__WHAT YOU NEED TO DO__:
Here is a listing; restate all of it exactly.

• • • •

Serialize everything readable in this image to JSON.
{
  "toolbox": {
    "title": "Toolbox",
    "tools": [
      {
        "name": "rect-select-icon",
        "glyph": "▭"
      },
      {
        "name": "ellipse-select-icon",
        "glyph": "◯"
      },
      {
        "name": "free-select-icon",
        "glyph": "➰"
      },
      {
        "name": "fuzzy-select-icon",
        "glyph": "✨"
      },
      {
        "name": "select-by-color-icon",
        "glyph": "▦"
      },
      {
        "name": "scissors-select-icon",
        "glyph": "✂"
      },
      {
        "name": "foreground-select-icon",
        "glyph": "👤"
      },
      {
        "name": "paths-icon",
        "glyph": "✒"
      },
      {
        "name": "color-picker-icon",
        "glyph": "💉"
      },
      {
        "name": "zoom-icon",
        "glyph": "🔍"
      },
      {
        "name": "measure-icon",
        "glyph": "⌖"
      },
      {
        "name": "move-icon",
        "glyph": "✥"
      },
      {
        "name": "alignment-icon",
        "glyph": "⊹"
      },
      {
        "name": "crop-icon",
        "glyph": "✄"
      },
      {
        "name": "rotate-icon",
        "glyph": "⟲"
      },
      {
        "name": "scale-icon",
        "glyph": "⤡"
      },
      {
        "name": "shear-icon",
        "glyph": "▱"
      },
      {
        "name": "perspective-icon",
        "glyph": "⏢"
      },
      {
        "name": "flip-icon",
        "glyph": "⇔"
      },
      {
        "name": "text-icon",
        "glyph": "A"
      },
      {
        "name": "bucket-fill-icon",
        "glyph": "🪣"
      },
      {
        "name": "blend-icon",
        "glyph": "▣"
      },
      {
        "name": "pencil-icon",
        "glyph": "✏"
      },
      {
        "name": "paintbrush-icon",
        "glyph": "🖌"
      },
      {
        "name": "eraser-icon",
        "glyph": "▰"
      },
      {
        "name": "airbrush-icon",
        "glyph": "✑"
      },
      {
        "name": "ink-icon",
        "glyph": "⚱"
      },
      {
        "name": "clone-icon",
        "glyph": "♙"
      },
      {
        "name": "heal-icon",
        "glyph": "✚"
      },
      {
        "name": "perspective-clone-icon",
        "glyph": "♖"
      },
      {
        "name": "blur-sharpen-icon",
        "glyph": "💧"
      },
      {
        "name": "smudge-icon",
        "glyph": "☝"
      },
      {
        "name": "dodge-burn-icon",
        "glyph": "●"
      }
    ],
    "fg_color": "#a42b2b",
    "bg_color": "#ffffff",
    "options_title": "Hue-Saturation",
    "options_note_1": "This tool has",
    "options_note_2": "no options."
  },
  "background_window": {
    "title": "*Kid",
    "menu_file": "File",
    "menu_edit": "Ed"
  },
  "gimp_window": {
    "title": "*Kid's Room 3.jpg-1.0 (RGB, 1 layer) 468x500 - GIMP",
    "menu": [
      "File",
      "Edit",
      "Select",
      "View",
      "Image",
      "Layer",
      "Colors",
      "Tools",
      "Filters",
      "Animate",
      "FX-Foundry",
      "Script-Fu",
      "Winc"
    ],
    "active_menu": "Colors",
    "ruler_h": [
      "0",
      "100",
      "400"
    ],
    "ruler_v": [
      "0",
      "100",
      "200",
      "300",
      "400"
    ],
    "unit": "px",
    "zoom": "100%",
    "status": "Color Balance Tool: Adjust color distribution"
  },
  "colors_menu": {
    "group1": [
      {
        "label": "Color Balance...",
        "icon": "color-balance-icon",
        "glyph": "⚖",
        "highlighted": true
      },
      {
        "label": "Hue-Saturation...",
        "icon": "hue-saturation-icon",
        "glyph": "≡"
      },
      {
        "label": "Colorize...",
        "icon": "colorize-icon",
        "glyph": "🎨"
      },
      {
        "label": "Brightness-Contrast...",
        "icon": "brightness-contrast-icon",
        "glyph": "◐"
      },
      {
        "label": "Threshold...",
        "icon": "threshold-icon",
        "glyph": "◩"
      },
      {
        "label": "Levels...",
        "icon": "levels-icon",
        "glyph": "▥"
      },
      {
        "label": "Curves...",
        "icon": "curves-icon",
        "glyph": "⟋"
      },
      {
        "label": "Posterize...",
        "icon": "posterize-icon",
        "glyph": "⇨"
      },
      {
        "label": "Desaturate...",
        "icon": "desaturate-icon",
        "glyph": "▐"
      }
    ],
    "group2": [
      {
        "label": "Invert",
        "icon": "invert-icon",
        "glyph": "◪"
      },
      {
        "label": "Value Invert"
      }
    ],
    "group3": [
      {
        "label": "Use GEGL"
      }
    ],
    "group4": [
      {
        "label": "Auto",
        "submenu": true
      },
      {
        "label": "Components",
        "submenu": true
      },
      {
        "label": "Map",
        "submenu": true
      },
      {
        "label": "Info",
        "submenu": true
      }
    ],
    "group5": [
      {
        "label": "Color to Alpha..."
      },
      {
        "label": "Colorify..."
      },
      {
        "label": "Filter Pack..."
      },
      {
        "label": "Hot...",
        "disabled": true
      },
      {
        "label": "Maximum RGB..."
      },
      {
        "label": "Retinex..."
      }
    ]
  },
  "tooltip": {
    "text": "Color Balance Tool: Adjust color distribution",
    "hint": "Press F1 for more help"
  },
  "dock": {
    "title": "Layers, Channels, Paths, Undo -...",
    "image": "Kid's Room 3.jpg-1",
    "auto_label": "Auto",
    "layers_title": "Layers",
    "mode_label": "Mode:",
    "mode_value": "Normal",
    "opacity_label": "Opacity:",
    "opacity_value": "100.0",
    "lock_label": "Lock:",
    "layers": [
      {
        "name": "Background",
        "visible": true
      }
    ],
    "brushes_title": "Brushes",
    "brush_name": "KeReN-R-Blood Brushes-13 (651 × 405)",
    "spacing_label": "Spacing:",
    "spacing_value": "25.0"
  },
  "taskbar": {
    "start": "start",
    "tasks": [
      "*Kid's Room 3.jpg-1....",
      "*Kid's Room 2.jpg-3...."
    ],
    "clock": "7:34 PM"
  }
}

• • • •

__ANSWER TO THIS TASK__:
Serialize everything readable in this image to JSON.
{
  "toolbox": {
    "title": "Toolbox",
    "tools": [
      {
        "name": "rect-select-icon",
        "glyph": "▭"
      },
      {
        "name": "ellipse-select-icon",
        "glyph": "◯"
      },
      {
        "name": "free-select-icon",
        "glyph": "➰"
      },
      {
        "name": "fuzzy-select-icon",
        "glyph": "✨"
      },
      {
        "name": "select-by-color-icon",
        "glyph": "▦"
      },
      {
        "name": "scissors-select-icon",
        "glyph": "✂"
      },
      {
        "name": "foreground-select-icon",
        "glyph": "👤"
      },
      {
        "name": "paths-icon",
        "glyph": "✒"
      },
      {
        "name": "color-picker-icon",
        "glyph": "💉"
      },
      {
        "name": "zoom-icon",
        "glyph": "🔍"
      },
      {
        "name": "measure-icon",
        "glyph": "⌖"
      },
      {
        "name": "move-icon",
        "glyph": "✥"
      },
      {
        "name": "alignment-icon",
        "glyph": "⊹"
      },
      {
        "name": "crop-icon",
        "glyph": "✄"
      },
      {
        "name": "rotate-icon",
        "glyph": "⟲"
      },
      {
        "name": "scale-icon",
        "glyph": "⤡"
      },
      {
        "name": "shear-icon",
        "glyph": "▱"
      },
      {
        "name": "perspective-icon",
        "glyph": "⏢"
      },
      {
        "name": "flip-icon",
        "glyph": "⇔"
      },
      {
        "name": "text-icon",
        "glyph": "A"
      },
      {
        "name": "bucket-fill-icon",
        "glyph": "🪣"
      },
      {
        "name": "blend-icon",
        "glyph": "▣"
      },
      {
        "name": "pencil-icon",
        "glyph": "✏"
      },
      {
        "name": "paintbrush-icon",
        "glyph": "🖌"
      },
      {
        "name": "eraser-icon",
        "glyph": "▰"
      },
      {
        "name": "airbrush-icon",
        "glyph": "✑"
      },
      {
        "name": "ink-icon",
        "glyph": "⚱"
      },
      {
        "name": "clone-icon",
        "glyph": "♙"
      },
      {
        "name": "heal-icon",
        "glyph": "✚"
      },
      {
        "name": "perspective-clone-icon",
        "glyph": "♖"
      },
      {
        "name": "blur-sharpen-icon",
        "glyph": "💧"
      },
      {
        "name": "smudge-icon",
        "glyph": "☝"
      },
      {
        "name": "dodge-burn-icon",
        "glyph": "●"
      }
    ],
    "fg_color": "#a42b2b",
    "bg_color": "#ffffff",
    "options_title": "Hue-Saturation",
    "options_note_1": "This tool has",
    "options_note_2": "no options."
  },
  "background_window": {
    "title": "*Kid",
    "menu_file": "File",
    "menu_edit": "Ed"
  },
  "gimp_window": {
    "title": "*Kid's Room 3.jpg-1.0 (RGB, 1 layer) 468x500 - GIMP",
    "menu": [
      "File",
      "Edit",
      "Select",
      "View",
      "Image",
      "Layer",
      "Colors",
      "Tools",
      "Filters",
      "Animate",
      "FX-Foundry",
      "Script-Fu",
      "Winc"
    ],
    "active_menu": "Colors",
    "ruler_h": [
      "0",
      "100",
      "400"
    ],
    "ruler_v": [
      "0",
      "100",
      "200",
      "300",
      "400"
    ],
    "unit": "px",
    "zoom": "100%",
    "status": "Color Balance Tool: Adjust color distribution"
  },
  "colors_menu": {
    "group1": [
      {
        "label": "Color Balance...",
        "icon": "color-balance-icon",
        "glyph": "⚖",
        "highlighted": true
      },
      {
        "label": "Hue-Saturation...",
        "icon": "hue-saturation-icon",
        "glyph": "≡"
      },
      {
        "label": "Colorize...",
        "icon": "colorize-icon",
        "glyph": "🎨"
      },
      {
        "label": "Brightness-Contrast...",
        "icon": "brightness-contrast-icon",
        "glyph": "◐"
      },
      {
        "label": "Threshold...",
        "icon": "threshold-icon",
        "glyph": "◩"
      },
      {
        "label": "Levels...",
        "icon": "levels-icon",
        "glyph": "▥"
      },
      {
        "label": "Curves...",
        "icon": "curves-icon",
        "glyph": "⟋"
      },
      {
        "label": "Posterize...",
        "icon": "posterize-icon",
        "glyph": "⇨"
      },
      {
        "label": "Desaturate...",
        "icon": "desaturate-icon",
        "glyph": "▐"
      }
    ],
    "group2": [
      {
        "label": "Invert",
        "icon": "invert-icon",
        "glyph": "◪"
      },
      {
        "label": "Value Invert"
      }
    ],
    "group3": [
      {
        "label": "Use GEGL"
      }
    ],
    "group4": [
      {
        "label": "Auto",
        "submenu": true
      },
      {
        "label": "Components",
        "submenu": true
      },
      {
        "label": "Map",
        "submenu": true
      },
      {
        "label": "Info",
        "submenu": true
      }
    ],
    "group5": [
      {
        "label": "Color to Alpha..."
      },
      {
        "label": "Colorify..."
      },
      {
        "label": "Filter Pack..."
      },
      {
        "label": "Hot...",
        "disabled": true
      },
      {
        "label": "Maximum RGB..."
      },
      {
        "label": "Retinex..."
      }
    ]
  },
  "tooltip": {
    "text": "Color Balance Tool: Adjust color distribution",
    "hint": "Press F1 for more help"
  },
  "dock": {
    "title": "Layers, Channels, Paths, Undo -...",
    "image": "Kid's Room 3.jpg-1",
    "auto_label": "Auto",
    "layers_title": "Layers",
    "mode_label": "Mode:",
    "mode_value": "Normal",
    "opacity_label": "Opacity:",
    "opacity_value": "100.0",
    "lock_label": "Lock:",
    "layers": [
      {
        "name": "Background",
        "visible": true
      }
    ],
    "brushes_title": "Brushes",
    "brush_name": "KeReN-R-Blood Brushes-13 (651 × 405)",
    "spacing_label": "Spacing:",
    "spacing_value": "25.0"
  },
  "taskbar": {
    "start": "start",
    "tasks": [
      "*Kid's Room 3.jpg-1....",
      "*Kid's Room 2.jpg-3...."
    ],
    "clock": "7:34 PM"
  }
}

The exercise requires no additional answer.